And here’s Frances (with Elizabeth Mitchell and Daniel Littleton helping out) doing the song he mentions:
Hey, look at that, Many Hands is number one! And fully half of the top ten comes from artists on the CD. Congratulations to everyone on the list, and remember: it’s a fantastic gift. Locals can get it at Turn It Up!, Toy Box, Cup & Top, A2Z, and presumably some other places; everyone else, ask at your local retailer or order from Amazon or iTunes or whatever.
Many Hands: Family Music for Haiti was officially nationally released yesterday! You can get it at fine record stores, Amazon, or iTunes. If your local store doesn’t carry it, tell them they can get it from E1 or any one-stop. And in September, it’ll be in every Whole Foods Market.
I’m not going to try to link to all of the press it’s been getting (if you like us on Facebook, you’ll see links there), but how about a little sampler:
“Simply put, Many Hands: Family Music for Haiti is the year’s best family music compilation and one of the year’s best kids music CDs, period. Buy two: one for your friend and one for your own family. Many families will thank you. Definitely recommended.” – Stefan Shepherd, Zooglobble.com

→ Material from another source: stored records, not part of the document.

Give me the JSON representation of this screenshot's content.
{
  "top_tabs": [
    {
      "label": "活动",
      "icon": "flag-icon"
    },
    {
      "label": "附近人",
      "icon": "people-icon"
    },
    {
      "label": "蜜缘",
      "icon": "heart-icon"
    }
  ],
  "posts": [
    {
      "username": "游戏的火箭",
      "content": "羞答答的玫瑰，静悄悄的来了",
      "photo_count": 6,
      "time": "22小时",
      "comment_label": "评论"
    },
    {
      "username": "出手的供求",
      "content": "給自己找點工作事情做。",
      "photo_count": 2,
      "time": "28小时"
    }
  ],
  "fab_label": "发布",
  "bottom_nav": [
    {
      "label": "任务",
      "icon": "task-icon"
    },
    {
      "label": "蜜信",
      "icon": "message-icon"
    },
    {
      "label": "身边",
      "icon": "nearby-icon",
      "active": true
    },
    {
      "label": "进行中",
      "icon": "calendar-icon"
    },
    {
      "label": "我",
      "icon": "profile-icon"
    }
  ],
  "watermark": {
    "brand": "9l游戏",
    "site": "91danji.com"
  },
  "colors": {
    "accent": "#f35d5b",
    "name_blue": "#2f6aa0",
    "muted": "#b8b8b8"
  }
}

“Artfully assembled and brimming with joy, Many Hands lives up to its title with noteworthy performances from many of the finest names in family music. Great music, worthy cause — what more could you ask for?” – Jeff Giles, Popdose.com
“Many Hands: Family Music from Haiti is, for many reasons, the most intriguing and audacious release in the family music world this year, bar none.” -Zooglobble.com
“A We are the World for the sandbox set. ” – UrbanBaby.com
“Many Hands is an instant family heirloom of a CD, worthy of being passed on to future generations. It’s also a lovely slice of the children’s music world in 2010, comprehensive in it’s scope yet tight-knit at the same time – heck, that sounds like the kindie scene itself! Consider purchasing Many Hands when it comes out this August. I’m pretty certain that many, if not all, of the songs will delight you and your kiddos.” -Outwiththekids.com
“Plenty of homerun tunes.” James Heflin, Valley Advocate
If you’ve got satellite radio (psst: terrestrial radio is still pretty great), you can hear what I think will be a pretty amazing in-studio from Dog on Fleas, Uncle Rock, Grenadilla, and Recess Monkey this weekend.
If I may be so bold to suggest it, this CD would be a great Christmas or other holiday gift for, well, everyone you know. Why not get all your gifts taken care of right now?